- You create optimal motivation through aligning with values, connecting to purpose, and the pure joy of doing something without the need for an external reward. Abundant research proves that optimal motivation leads to higher creativity, innovation, sustained high performance, and health and well-being.
- You create suboptimal motivation when you are motivated by rewards, money, power, status, image, fear and pressure. Suboptimal motivation undermines your results, both in the short- and long-term.
The work of Randy Conley and Drea Zigarmiun covers twelve factors of EWP categorized as organizational, job, and relationship factors. (You can find them here.) I’ve selected two that I believe deserve attention as leaders plan for the opening of school interactions with staff and as teachers plan for creating classroom culture:
Autonomy – The extent to which individuals can choose how tasks are performed, are trusted to do their jobs, and can make decisions.
What jumps to my mind are the opening day activities where high school students sit in homeroom, advisory, or first period class and read through the student handbook. Don’t think I’ve seen one yet that illustrates where autonomy and trust are described. I have found in some on these schools, teachers signed in and out of the first day staff meeting where they received the faculty handbook. If such activities are required by your system, until they can be changed, consider how you can counter them. I’m recalling the district that invited me to be the opening motivational speaker. Before I was introduced the audience was informed that following me would be a presentation on retirement guidelines.
“I will never cover rules the first day of school again! Catching students with
a WOW the first day was amazing and powerful.”
— Ruth Angert, Florida High School Teacher
Start your year with WOWs. Here are several blogs that explore possibilities. How will you show your passion? What autonomy can teachers and students envision for the coming year? What choices might people make opening day?
Collaboration – The extent to which the organization encourages the sharing of ideas, teamwork, and collaboration.
Teaming for me means shared responsibilities for outcomes…. common goals.
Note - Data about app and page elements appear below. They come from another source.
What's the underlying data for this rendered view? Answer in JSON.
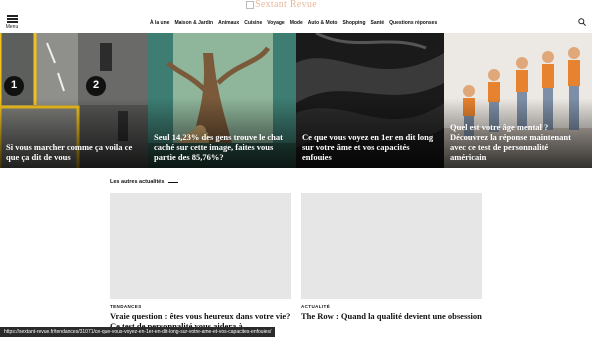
{
  "header": {
    "menu_label": "Menu",
    "logo_text": "Sextant Revue"
  },
  "nav": [
    "À la une",
    "Maison & Jardin",
    "Animaux",
    "Cuisine",
    "Voyage",
    "Mode",
    "Auto & Moto",
    "Shopping",
    "Santé",
    "Questions réponses"
  ],
  "hero": [
    {
      "title": "Si vous marcher comme ça voila ce que ça dit de vous",
      "badges": [
        "1",
        "2"
      ]
    },
    {
      "title": "Seul 14,23% des gens trouve le chat caché sur cette image, faites vous partie des 85,76%?"
    },
    {
      "title": "Ce que vous voyez en 1er en dit long sur votre âme et vos capacités enfouies"
    },
    {
      "title": "Quel est votre âge mental ? Découvrez la réponse maintenant avec ce test de personnalité américain"
    }
  ],
  "section": {
    "title": "Les autres actualités"
  },
  "articles": [
    {
      "tag": "TENDANCES",
      "title": "Vraie question : êtes vous heureux dans votre vie? Ce test de personnalité vous aidera à"
    },
    {
      "tag": "ACTUALITÉ",
      "title": "The Row : Quand la qualité devient une obsession"
    }
  ],
  "status_url": "https://sextant-revue.fr/tendances/31071/ce-que-vous-voyez-en-1er-en-dit-long-sur-votre-ame-et-vos-capacites-enfouies/"
}
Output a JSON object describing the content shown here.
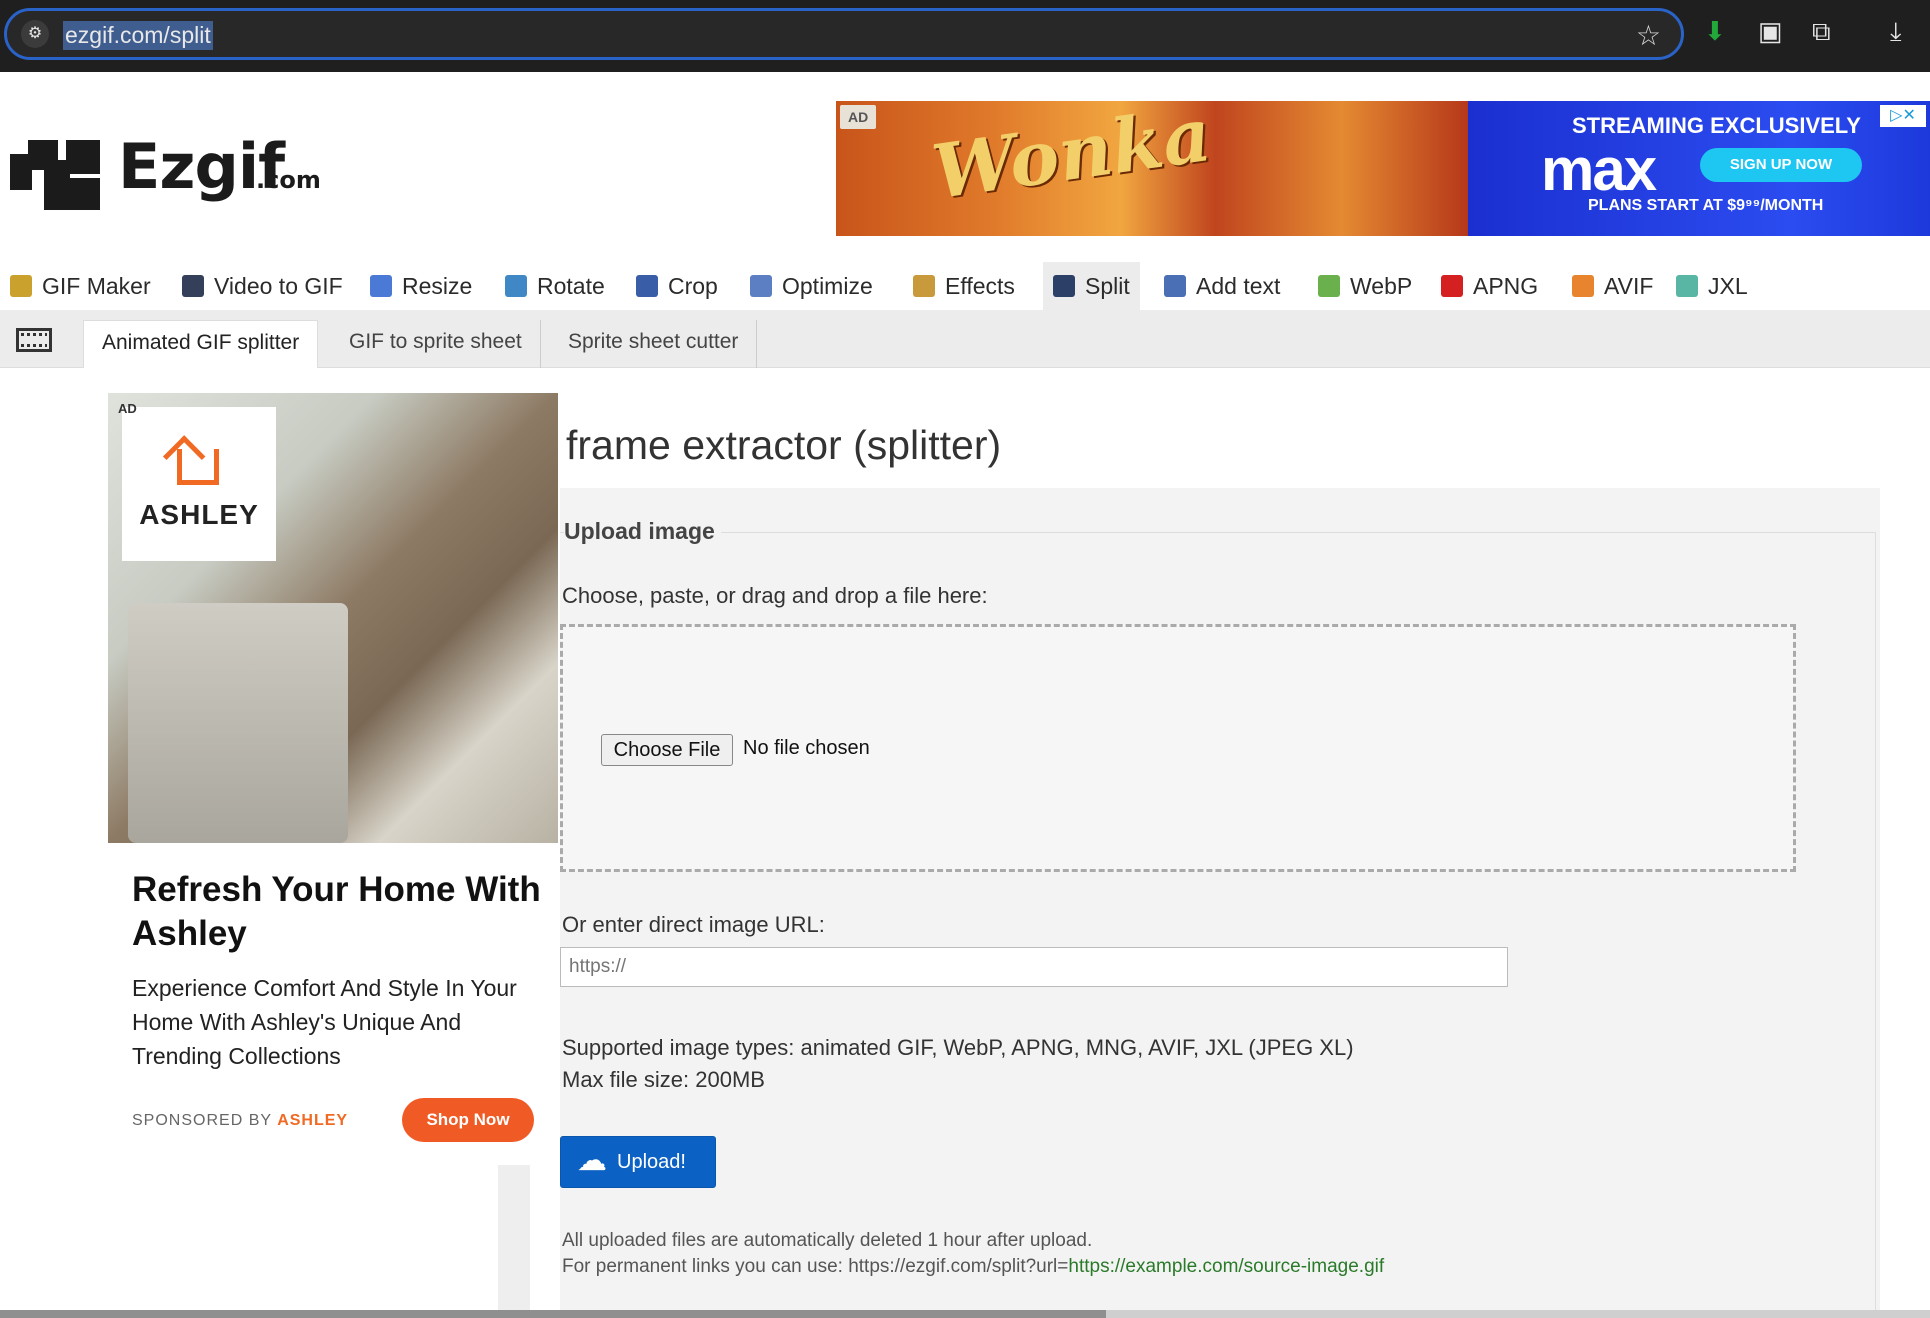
{
  "browser": {
    "url": "ezgif.com/split",
    "site_info_icon": "site-info-icon",
    "star_icon": "bookmark-star-icon"
  },
  "logo": {
    "text": "Ezgif",
    "suffix": ".com"
  },
  "top_ad": {
    "tag": "AD",
    "brand_art": "Wonka",
    "headline": "STREAMING EXCLUSIVELY",
    "brand": "max",
    "cta": "SIGN UP NOW",
    "price": "PLANS START AT $9⁹⁹/MONTH",
    "close": "▷✕"
  },
  "nav": {
    "items": [
      {
        "label": "GIF Maker",
        "icon": "gif-maker-icon",
        "color": "#c9a12c"
      },
      {
        "label": "Video to GIF",
        "icon": "video-icon",
        "color": "#34405a"
      },
      {
        "label": "Resize",
        "icon": "resize-icon",
        "color": "#4a7ad6"
      },
      {
        "label": "Rotate",
        "icon": "rotate-icon",
        "color": "#3f88c5"
      },
      {
        "label": "Crop",
        "icon": "crop-icon",
        "color": "#3a5da8"
      },
      {
        "label": "Optimize",
        "icon": "optimize-icon",
        "color": "#5b7fc2"
      },
      {
        "label": "Effects",
        "icon": "effects-icon",
        "color": "#c99a3b"
      },
      {
        "label": "Split",
        "icon": "split-icon",
        "color": "#2c3f66"
      },
      {
        "label": "Add text",
        "icon": "add-text-icon",
        "color": "#4a6fb5"
      },
      {
        "label": "WebP",
        "icon": "webp-icon",
        "color": "#6ab04c"
      },
      {
        "label": "APNG",
        "icon": "apng-icon",
        "color": "#d42020"
      },
      {
        "label": "AVIF",
        "icon": "avif-icon",
        "color": "#e8842d"
      },
      {
        "label": "JXL",
        "icon": "jxl-icon",
        "color": "#59b6a4"
      }
    ]
  },
  "subnav": {
    "items": [
      "Animated GIF splitter",
      "GIF to sprite sheet",
      "Sprite sheet cutter"
    ]
  },
  "side_ad": {
    "tag": "AD",
    "logo_text": "ASHLEY",
    "headline": "Refresh Your Home With Ashley",
    "body": "Experience Comfort And Style In Your Home With Ashley's Unique And Trending Collections",
    "sponsored_prefix": "SPONSORED BY",
    "sponsor": "ASHLEY",
    "cta": "Shop Now"
  },
  "main": {
    "title": "frame extractor (splitter)",
    "legend": "Upload image",
    "choose_label": "Choose, paste, or drag and drop a file here:",
    "file_button": "Choose File",
    "file_status": "No file chosen",
    "url_label": "Or enter direct image URL:",
    "url_placeholder": "https://",
    "supported": "Supported image types: animated GIF, WebP, APNG, MNG, AVIF, JXL (JPEG XL)",
    "max_size": "Max file size: 200MB",
    "upload_button": "Upload!",
    "note_line1": "All uploaded files are automatically deleted 1 hour after upload.",
    "note_line2_prefix": "For permanent links you can use: https://ezgif.com/split?url=",
    "note_line2_link": "https://example.com/source-image.gif"
  }
}
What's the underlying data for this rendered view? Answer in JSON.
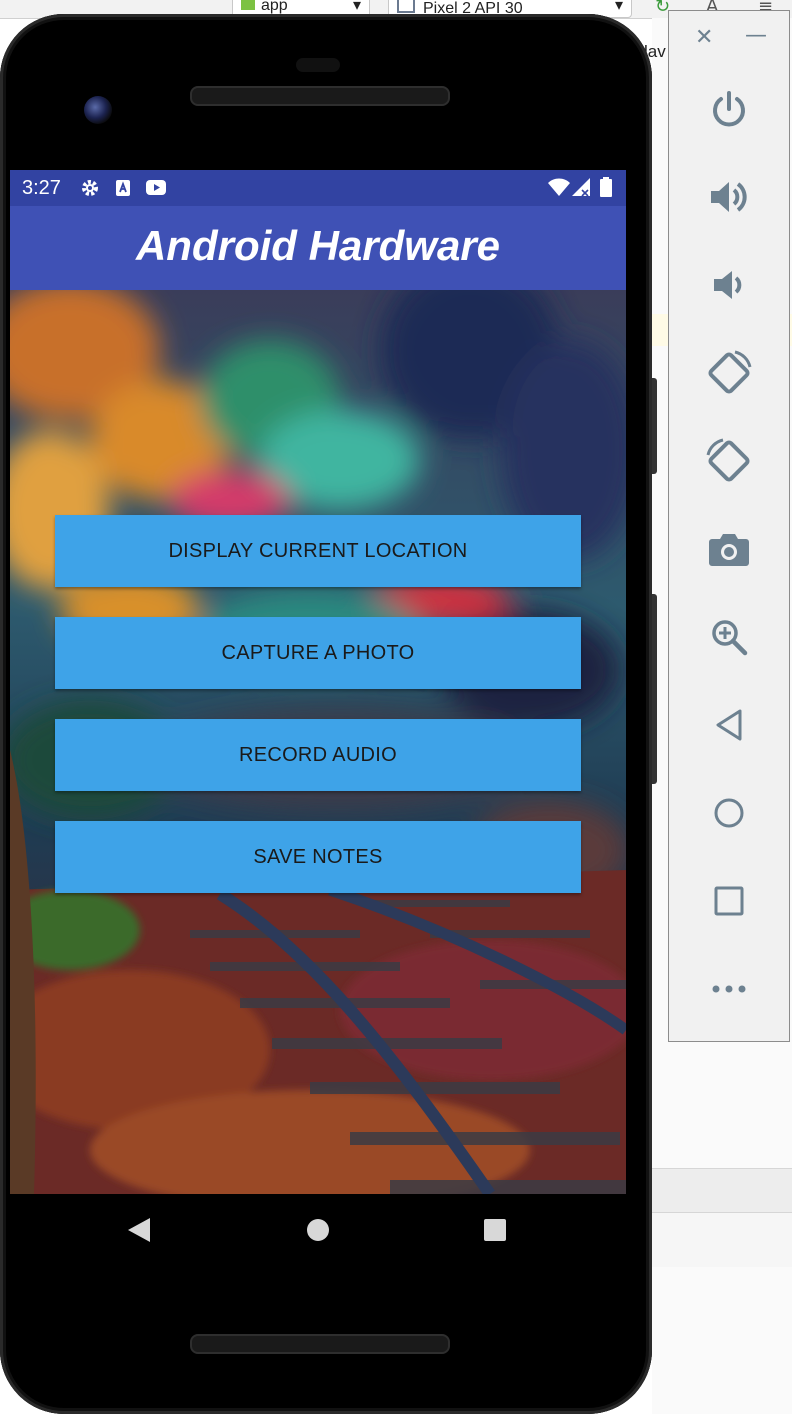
{
  "ide": {
    "run_config": "app",
    "device_name": "Pixel 2 API 30",
    "peek_text": "lav"
  },
  "status_bar": {
    "time": "3:27",
    "icons": [
      "gear-icon",
      "a-notification-icon",
      "youtube-icon",
      "wifi-icon",
      "signal-icon",
      "battery-icon"
    ]
  },
  "app": {
    "title": "Android Hardware",
    "buttons": [
      {
        "label": "DISPLAY CURRENT LOCATION"
      },
      {
        "label": "CAPTURE A PHOTO"
      },
      {
        "label": "RECORD AUDIO"
      },
      {
        "label": "SAVE NOTES"
      }
    ]
  },
  "navigation": {
    "items": [
      "back-icon",
      "home-icon",
      "recents-icon"
    ]
  },
  "emulator_toolbar": {
    "items": [
      "close-icon",
      "minimize-icon",
      "power-icon",
      "volume-up-icon",
      "volume-down-icon",
      "rotate-left-icon",
      "rotate-right-icon",
      "camera-icon",
      "zoom-icon",
      "back-icon",
      "home-icon",
      "overview-icon",
      "more-icon"
    ]
  },
  "colors": {
    "status_bar": "#3243a2",
    "app_bar": "#3f51b5",
    "button": "#3ea3e8",
    "toolbar_icon": "#6d8190"
  }
}
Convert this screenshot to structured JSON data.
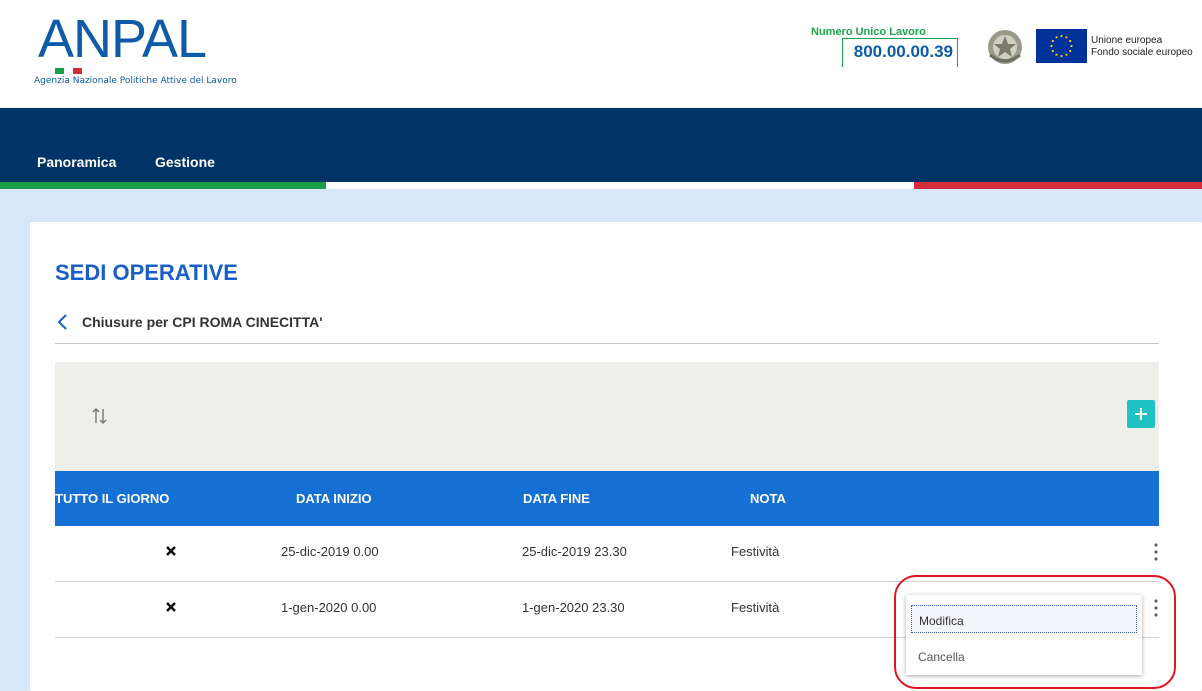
{
  "header": {
    "logo_text": "ANPAL",
    "logo_subtitle": "Agenzia Nazionale Politiche Attive del Lavoro",
    "hotline_label": "Numero Unico Lavoro",
    "hotline_number": "800.00.00.39",
    "eu_line1": "Unione europea",
    "eu_line2": "Fondo sociale europeo",
    "colors": {
      "brand_blue": "#0e5ba8",
      "green": "#1aa64a"
    }
  },
  "nav": {
    "items": [
      {
        "label": "Panoramica"
      },
      {
        "label": "Gestione"
      }
    ],
    "colors": {
      "background": "#003366",
      "green": "#1a9e46",
      "white": "#ffffff",
      "red": "#d62c3a"
    }
  },
  "page": {
    "title": "SEDI OPERATIVE",
    "breadcrumb": "Chiusure per CPI ROMA CINECITTA'",
    "toolbar": {
      "sort_icon": "sort-arrows-icon",
      "add_icon": "plus-icon"
    }
  },
  "table": {
    "columns": [
      "TUTTO IL GIORNO",
      "DATA INIZIO",
      "DATA FINE",
      "NOTA"
    ],
    "rows": [
      {
        "tutto_il_giorno": "x-icon",
        "data_inizio": "25-dic-2019 0.00",
        "data_fine": "25-dic-2019 23.30",
        "nota": "Festività"
      },
      {
        "tutto_il_giorno": "x-icon",
        "data_inizio": "1-gen-2020 0.00",
        "data_fine": "1-gen-2020 23.30",
        "nota": "Festività"
      }
    ],
    "header_color": "#1670d4"
  },
  "context_menu": {
    "items": [
      {
        "label": "Modifica"
      },
      {
        "label": "Cancella"
      }
    ]
  }
}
In classrooms, problem-based learning often provides an opportunity for students to have a truly shared ownership of responsibility and outcome. Too often, I find students sitting in groups, each with their own “paper to be handed in”. While there may be some sharing or helping present, it’s rare for students to be responsible for the learning of others. To what extent will first week of school activities illustrate a collaborative expectation for students?
Teachers often describe administrators using the term teams but working with teachers more as franchise owners, responsible for “their” students’ success. Consider starting the year setting some vertical or across content area goals, giving staff shared responsibility. As an example: Have grade six teachers assess students’ current writing skills and working with 7th and 8th grade LA teachers, set goals for those students to achieve by the end of 8th grade. You can then work back to end of 7th and 6th. As a department team, they can meet quarterly identifying student progress toward the goals. Next year, as 7th graders, those students have last year’s, this year’s, and next year’s teachers teaming toward a common goal. Sessions can be held with cross curricular teachers looking at student writing samples from their classes and getting input from LA teachers on writing tasks and the feedback students are receiving. Shared goals building shared responsibility and teamwork. (Here is a blog illustrating collaboration in PLCs.) How will you be illustrating collaboration as the school year starts?
What purposeful actions will you take to generate optimal motivation? …. Aligning with values, connecting to purpose, and the pure joy of doing something without the need for an external reward.
Here is wishing you a great start to the school year with high work passion!